== Dataset records ==

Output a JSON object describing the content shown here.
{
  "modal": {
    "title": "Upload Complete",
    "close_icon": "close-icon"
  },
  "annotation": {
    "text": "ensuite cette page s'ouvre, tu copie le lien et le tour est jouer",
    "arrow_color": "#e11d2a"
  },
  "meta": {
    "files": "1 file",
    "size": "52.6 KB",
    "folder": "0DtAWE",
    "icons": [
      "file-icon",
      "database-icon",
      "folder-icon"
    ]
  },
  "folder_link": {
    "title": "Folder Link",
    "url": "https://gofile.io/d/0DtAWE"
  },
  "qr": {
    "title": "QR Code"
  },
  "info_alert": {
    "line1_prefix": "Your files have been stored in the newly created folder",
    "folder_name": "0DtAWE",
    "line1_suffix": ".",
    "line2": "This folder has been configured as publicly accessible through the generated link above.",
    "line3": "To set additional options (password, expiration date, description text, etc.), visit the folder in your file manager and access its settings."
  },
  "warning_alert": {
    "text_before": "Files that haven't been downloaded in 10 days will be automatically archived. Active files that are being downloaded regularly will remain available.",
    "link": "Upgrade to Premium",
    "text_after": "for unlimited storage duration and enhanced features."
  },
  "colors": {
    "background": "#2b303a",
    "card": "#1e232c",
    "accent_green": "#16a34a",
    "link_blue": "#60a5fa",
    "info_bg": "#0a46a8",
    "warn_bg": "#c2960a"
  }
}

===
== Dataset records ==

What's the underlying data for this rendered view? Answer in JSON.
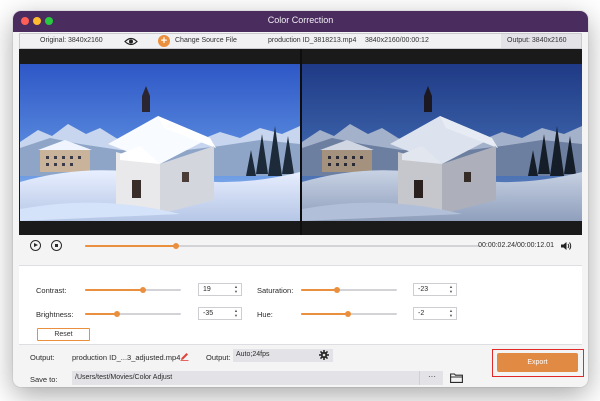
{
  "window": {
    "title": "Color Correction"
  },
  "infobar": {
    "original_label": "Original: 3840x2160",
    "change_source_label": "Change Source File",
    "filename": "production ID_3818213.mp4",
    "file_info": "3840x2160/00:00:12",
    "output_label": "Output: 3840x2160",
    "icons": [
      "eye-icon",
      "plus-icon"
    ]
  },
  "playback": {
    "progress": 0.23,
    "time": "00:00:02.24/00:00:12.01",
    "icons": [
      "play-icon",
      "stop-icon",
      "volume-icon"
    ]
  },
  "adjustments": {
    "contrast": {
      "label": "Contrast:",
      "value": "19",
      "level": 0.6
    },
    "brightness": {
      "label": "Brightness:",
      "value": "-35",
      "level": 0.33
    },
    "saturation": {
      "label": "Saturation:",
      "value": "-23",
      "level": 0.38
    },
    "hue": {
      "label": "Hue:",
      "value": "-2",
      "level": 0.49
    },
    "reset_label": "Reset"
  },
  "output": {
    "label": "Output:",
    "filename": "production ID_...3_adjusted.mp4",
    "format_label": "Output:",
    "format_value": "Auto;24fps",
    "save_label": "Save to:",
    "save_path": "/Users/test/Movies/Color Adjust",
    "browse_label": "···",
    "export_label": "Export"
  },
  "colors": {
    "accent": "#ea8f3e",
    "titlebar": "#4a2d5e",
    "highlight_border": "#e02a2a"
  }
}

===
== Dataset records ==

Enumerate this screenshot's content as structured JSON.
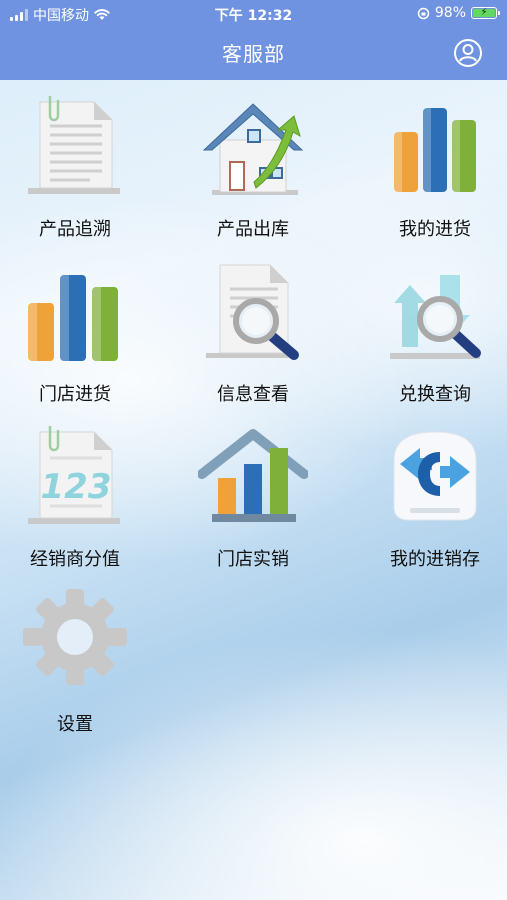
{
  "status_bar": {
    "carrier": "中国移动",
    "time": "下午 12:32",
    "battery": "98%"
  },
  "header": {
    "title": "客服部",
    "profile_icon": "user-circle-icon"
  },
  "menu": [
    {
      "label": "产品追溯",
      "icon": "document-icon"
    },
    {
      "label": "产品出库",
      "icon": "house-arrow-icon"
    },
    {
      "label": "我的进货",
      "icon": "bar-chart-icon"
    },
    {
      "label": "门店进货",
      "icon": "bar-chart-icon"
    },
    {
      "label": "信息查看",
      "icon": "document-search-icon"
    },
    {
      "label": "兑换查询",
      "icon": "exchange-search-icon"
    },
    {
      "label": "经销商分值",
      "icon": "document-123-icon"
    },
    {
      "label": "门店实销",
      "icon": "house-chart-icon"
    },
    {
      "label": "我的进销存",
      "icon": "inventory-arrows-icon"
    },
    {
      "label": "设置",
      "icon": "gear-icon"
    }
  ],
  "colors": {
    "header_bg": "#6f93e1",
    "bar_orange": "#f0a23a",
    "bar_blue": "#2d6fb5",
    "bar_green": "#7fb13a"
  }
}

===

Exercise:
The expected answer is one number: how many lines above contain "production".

Answer to this exercise:
2